New Delhi: There must have been wide smiles on many faces in South Block today after a leading American newspaper reported that well-known South Asia expert Ashley J. Tellis could be US President-elect Donald Trump’s nominee to be the next US ambassador to India.
A Washington Post article on Monday seemed to indicate that the Trump transition team was paying a lot of attention to Asia and building on President Barack Obama’s Pivot to Asia policy in order to calm jittery allies in the region.
The report said that picks for ambassadorial positions in Asia were “outpacing” those in other regions. Quoting “transition sources”, the article said that Trump was “close to selecting Ashley Tellis, a former White House official and renowned India expert, to be the next U.S. ambassador to India”

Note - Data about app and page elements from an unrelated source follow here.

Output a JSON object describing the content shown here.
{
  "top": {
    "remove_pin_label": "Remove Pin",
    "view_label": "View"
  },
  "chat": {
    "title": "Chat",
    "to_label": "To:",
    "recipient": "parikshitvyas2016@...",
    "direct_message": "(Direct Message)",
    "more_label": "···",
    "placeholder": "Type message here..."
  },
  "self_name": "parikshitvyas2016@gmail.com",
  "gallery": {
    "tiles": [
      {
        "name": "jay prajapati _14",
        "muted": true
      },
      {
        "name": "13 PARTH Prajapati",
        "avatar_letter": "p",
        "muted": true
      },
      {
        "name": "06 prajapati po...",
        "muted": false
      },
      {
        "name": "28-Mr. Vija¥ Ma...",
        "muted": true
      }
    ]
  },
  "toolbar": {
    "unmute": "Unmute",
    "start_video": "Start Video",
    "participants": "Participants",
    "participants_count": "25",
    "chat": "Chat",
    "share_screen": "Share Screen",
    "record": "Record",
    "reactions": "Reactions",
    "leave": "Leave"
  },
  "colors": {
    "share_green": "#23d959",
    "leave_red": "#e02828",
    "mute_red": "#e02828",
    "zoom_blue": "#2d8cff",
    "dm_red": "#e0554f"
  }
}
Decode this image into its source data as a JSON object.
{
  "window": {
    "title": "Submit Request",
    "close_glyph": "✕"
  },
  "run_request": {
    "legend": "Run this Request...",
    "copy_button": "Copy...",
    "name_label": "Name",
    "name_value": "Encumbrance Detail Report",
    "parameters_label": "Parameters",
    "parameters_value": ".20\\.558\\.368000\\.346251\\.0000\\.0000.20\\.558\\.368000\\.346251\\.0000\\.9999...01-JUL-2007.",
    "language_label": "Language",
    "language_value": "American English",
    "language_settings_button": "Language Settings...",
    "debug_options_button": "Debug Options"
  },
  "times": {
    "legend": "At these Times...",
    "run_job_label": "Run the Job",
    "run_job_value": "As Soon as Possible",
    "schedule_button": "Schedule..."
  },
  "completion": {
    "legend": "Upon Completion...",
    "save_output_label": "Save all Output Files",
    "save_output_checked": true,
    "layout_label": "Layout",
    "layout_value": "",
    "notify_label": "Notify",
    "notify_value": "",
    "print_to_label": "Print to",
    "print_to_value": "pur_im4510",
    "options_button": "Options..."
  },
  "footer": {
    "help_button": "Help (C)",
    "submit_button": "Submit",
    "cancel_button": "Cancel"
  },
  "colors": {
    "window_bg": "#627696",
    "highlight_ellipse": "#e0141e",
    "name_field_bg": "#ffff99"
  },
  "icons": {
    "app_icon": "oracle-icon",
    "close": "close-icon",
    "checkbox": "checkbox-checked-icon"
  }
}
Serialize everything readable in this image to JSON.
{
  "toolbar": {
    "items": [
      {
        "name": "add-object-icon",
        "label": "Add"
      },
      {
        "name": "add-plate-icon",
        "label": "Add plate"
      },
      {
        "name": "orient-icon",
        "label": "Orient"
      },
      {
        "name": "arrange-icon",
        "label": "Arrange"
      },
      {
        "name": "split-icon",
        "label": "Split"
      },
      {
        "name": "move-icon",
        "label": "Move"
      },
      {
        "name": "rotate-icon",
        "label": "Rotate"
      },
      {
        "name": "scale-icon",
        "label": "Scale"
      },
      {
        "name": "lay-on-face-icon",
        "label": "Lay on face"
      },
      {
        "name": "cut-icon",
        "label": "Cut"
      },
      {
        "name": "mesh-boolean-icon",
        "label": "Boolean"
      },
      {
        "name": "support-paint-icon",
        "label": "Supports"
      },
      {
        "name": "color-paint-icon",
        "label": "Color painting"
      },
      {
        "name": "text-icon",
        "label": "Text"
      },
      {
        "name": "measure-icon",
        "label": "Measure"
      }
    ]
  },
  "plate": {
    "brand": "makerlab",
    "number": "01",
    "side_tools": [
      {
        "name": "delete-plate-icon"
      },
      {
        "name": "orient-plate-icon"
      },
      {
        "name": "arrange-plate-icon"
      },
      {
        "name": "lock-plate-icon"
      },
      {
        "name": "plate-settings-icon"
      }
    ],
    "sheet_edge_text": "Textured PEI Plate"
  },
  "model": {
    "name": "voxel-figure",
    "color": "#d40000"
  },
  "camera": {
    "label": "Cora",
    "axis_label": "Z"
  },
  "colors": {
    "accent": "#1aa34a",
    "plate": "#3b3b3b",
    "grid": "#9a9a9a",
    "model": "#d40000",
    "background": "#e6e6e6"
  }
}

While Tellis’s name has been welcomed by all quarters in India, it is also a bit of a surprise as during the election campaign, Tellis was not exactly Trump’s biggest fan.
His name was among the list of 50 Republicans released by Hillary Clinton’s campaign who had endorsed the former first lady for US President. The website, which was launched on August 10 to showcase the wider appeal of Clinton beyond partisan lines, is now defunct.
Tellis is very well known to the current foreign policy leadership, especially foreign secretary S. Jaishankar, as both were involved in negotiating the civil nuclear agreement. The Mumbai-born Tellis was a senior advisor to the state department’s under-secretary of state for political affairs during the nuclear negotiations.
He has previously served as senior advisor to the US ambassador to Delhi, Robert Blackwill; National Security Council special assistant to the president and senior director for strategic planning in Southwest Asia. Currently, Tellis is a senior fellow at the Washington-based think tank, Carnegie Endowment for International Peace.
If Tellis becomes the next US envoy, it will be the second time in a row that an Indian-American will be occupying the post of the top American diplomat in India. Incidentally, Richard Verma, who will be leaving on January 20, as he is a political appointee, was also a South Block-favourite due to his familiarity with Indian officials, formed when he served as senior national security advisor to then Senate majority leader Harry Reid, during the long legislative process of passing the legislation to approve the US-India civil nuclear agreement.
At an Asia Society programme after the US presidential results were out, Tellis said that the president-elect had a strategic choice ahead of him that would be determined by whether he wanted to make his life easy or difficult. “That essentially boils down to the fundamental question of whether the US is ready to make the investments necessary to protect the liberal world order that we created after world war two,” he said on November 10.
Tellis said that the president-elect had to realise that the liberal world order was not protected by the US as a “favour”, but “we do it first as foremost as it is in our self-interest”.
“A real renewal of the longstanding American commitment to preserve a rule-based regime in the areas of inter-state behaviour, in the area of trade, in the areas of protecting security in the commons is fundamental. I think it is particularly fundamental due to the discussion during the campaign, where the international liberal order was seen as optional in terms of advancing American interests,” Tellis said at a discussion titled ‘Advice for President Trump on Asia’.